“Bedbugs carrying MRSA and/or VRE may have the potential to act as vectors for transmission,” they state in an article slated for the June issue of the journal “Emerging Infectious Diseases,” published by the U.S. Centers for Disease Control and Prevention.

“Three patients, all residents of Vancouver’s Downtown Eastside – an impoverished community in Vancouver with high rates of homelessness, poverty, HIV/AIDS, and injection drug use – were hospitalized and found to be infested with bedbugs,” write Romney and Lowe.

“Hypothesizing that these parasites may be vectors for the transmission of antimicrobial drug-resistant pathogens, we collected 5 bedbugs and tested them for drug-resistant organisms.”

Cheap hotels in Vancouver’s Downtown Eastside (Photo by Tilo Driessen)

For two patients, VRE was isolated from one bedbug each. These bedbugs were also resistant to the antibiotics ampicillin, teicoplanin and aminoglycosides.

For one patient, MRSA was isolated from three bedbugs. These bedbugs were also resistant to the antibiotic erythromycin but were still susceptible to vancomycin, clindamycin, trimethoprim/sulfamethoxasole, tetracycline, and rifampin.
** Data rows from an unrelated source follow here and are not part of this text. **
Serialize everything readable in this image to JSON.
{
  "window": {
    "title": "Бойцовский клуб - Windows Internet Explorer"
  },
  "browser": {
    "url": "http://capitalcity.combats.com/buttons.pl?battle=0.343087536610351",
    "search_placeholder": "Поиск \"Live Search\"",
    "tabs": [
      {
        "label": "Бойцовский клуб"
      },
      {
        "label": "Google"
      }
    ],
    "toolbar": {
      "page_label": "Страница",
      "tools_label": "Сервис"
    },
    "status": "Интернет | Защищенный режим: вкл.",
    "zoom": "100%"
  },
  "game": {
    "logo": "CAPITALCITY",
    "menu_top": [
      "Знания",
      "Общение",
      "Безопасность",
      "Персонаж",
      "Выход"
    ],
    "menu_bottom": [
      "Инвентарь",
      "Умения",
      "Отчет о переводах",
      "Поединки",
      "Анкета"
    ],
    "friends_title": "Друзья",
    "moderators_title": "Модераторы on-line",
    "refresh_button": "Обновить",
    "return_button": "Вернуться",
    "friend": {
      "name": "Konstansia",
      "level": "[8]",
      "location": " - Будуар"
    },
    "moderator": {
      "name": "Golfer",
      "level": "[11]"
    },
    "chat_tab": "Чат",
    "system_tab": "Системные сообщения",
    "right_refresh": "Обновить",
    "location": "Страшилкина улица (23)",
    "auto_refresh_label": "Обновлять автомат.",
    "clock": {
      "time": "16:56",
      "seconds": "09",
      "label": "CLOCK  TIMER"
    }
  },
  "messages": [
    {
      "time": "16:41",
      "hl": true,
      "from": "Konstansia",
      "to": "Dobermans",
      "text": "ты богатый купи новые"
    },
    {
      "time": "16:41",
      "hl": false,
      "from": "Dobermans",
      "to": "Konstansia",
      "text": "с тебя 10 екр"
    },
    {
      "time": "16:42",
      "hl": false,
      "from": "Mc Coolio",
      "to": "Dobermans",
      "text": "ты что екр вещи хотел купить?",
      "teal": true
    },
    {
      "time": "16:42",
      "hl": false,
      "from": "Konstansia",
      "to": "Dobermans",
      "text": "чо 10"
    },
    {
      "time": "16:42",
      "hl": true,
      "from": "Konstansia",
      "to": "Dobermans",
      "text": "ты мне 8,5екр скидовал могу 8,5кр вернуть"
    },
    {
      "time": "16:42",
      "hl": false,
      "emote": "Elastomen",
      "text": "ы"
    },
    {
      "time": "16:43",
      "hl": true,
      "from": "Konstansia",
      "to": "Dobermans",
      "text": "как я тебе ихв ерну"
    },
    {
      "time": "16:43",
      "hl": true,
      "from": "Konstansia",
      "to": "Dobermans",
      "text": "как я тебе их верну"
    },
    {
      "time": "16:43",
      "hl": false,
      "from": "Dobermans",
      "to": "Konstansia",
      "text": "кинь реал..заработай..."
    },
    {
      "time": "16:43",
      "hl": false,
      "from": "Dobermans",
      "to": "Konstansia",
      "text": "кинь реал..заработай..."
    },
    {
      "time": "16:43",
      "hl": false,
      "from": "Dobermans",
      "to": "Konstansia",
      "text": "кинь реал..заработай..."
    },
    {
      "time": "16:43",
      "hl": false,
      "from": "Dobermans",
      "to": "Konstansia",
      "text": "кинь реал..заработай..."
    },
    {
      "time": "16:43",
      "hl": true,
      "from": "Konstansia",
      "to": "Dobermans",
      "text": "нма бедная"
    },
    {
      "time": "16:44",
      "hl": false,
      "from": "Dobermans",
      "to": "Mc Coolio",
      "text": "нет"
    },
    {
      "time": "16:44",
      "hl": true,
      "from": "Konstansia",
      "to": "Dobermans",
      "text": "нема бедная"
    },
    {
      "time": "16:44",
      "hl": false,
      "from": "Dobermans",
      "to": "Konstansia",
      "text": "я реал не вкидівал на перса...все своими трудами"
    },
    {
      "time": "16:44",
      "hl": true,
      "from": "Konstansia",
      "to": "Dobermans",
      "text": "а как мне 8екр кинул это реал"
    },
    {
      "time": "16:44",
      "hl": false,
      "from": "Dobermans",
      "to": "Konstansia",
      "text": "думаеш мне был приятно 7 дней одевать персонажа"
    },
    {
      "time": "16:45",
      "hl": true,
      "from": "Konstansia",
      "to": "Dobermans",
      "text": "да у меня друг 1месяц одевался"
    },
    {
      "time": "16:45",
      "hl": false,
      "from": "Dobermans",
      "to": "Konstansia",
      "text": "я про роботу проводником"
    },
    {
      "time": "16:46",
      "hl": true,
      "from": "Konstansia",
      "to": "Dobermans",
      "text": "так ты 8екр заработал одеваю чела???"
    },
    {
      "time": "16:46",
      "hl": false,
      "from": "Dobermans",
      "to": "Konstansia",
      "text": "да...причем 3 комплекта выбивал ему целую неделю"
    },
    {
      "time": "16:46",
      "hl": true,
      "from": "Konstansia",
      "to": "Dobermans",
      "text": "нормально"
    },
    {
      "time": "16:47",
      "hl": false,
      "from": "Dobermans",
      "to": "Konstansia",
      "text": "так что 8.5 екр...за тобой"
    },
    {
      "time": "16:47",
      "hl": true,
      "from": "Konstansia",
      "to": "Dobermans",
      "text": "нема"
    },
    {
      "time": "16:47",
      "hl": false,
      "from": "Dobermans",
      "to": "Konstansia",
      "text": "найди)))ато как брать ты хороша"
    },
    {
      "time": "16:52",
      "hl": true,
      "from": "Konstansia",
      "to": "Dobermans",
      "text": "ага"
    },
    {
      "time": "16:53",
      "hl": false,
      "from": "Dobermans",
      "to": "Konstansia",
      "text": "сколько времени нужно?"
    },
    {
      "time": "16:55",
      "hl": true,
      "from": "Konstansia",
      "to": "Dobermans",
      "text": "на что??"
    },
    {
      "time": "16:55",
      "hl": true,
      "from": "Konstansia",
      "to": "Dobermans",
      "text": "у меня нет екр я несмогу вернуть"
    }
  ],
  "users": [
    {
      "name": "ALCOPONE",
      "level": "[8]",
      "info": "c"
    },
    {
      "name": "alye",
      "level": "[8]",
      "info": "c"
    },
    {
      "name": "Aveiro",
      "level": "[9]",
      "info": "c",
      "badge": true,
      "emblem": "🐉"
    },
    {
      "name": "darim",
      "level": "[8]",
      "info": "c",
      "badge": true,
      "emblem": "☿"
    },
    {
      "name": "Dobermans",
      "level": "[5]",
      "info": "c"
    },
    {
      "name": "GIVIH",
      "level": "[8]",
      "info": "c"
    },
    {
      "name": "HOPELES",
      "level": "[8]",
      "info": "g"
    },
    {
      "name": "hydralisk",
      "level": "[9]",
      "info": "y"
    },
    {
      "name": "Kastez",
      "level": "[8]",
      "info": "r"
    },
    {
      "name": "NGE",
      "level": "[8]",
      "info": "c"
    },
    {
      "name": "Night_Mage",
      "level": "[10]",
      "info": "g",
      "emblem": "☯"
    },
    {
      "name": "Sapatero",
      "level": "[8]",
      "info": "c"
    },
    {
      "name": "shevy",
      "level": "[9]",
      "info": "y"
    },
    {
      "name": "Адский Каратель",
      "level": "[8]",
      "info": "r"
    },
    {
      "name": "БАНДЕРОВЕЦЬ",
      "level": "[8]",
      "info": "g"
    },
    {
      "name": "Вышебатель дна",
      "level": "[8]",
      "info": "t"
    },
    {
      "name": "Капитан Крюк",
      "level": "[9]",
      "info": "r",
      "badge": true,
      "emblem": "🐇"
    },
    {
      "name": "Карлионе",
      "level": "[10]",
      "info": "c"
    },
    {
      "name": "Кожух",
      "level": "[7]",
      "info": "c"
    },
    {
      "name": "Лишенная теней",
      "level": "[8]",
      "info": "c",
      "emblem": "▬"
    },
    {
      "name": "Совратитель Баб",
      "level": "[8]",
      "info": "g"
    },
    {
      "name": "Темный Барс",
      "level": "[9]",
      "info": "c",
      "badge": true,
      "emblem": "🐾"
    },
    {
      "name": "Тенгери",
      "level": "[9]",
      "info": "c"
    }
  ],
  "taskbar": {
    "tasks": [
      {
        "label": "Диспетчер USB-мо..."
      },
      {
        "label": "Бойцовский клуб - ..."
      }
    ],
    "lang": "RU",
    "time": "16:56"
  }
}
As in other cities worldwide, Vancouver has seen “an alarming increase in bedbugs,” particularly in Downtown Eastside, where 31 percent of residents have reported bedbug infestation, write Romney and Lowe.

The recovery of VRE from bedbugs could result from the relatively unhygienic living conditions encountered in the Downtown Eastside and the high level of interconnectedness between St. Paul’s Hospital – where a large pool of patients with VRE colonization/infection reside – and the surrounding community, they speculate in the article.

MRSA is also a major problem in Vancouver’s Downtown Eastside. It has been cultured from 54.8 percent of skin and soft tissue infections of patients seen at the emergency department of St. Paul’s Hospital, they write.

“More recently, among wound infections in injection drug users in this community, 43 percent were colonized or infected with MRSA consistent with USA300, the predominant community-associated MRSA strain in Vancouver,” write Romney and Lowe.

Given the high prevalence of this strain of MRSA in hotels and rooming houses in the Downtown Eastside, bedbugs may become colonized with community-associated MRSA.

Digitally-colorized scanning electron micrograph of a bedbug (Image by Janice Harney Carr, Centers for Disease Control and Prevention)

“Consequently, these insects may act as a hidden environmental reservoir for MRSA and may promote the spread of MRSA in impoverished and overcrowded communities,” warn Romney and Lowe.

The authors say more research is needed but suggest that because of bedbugs’ ability to get under the skin their host, and the propensity for MRSA to invade damaged skin, “bedbugs may serve to amplify MRSA infections in impoverished urban communities.”

St. Paul’s Hospital is an acute care, academic and research hospital located in downtown Vancouver that is part of Providence Health Care, one of Canada’s largest faith-based health care organizations.

Dr. Romney is currently medical director for infection prevention and control at Providence Health Care.

In addition to his work with Providence, Dr. Romney is a clinical assistant professor in the Department of Pathology and Laboratory Medicine at the University of British Columbia in Vancouver.

Copyright Environment News Service (ENS) 2011. All rights reserved.

Continue Reading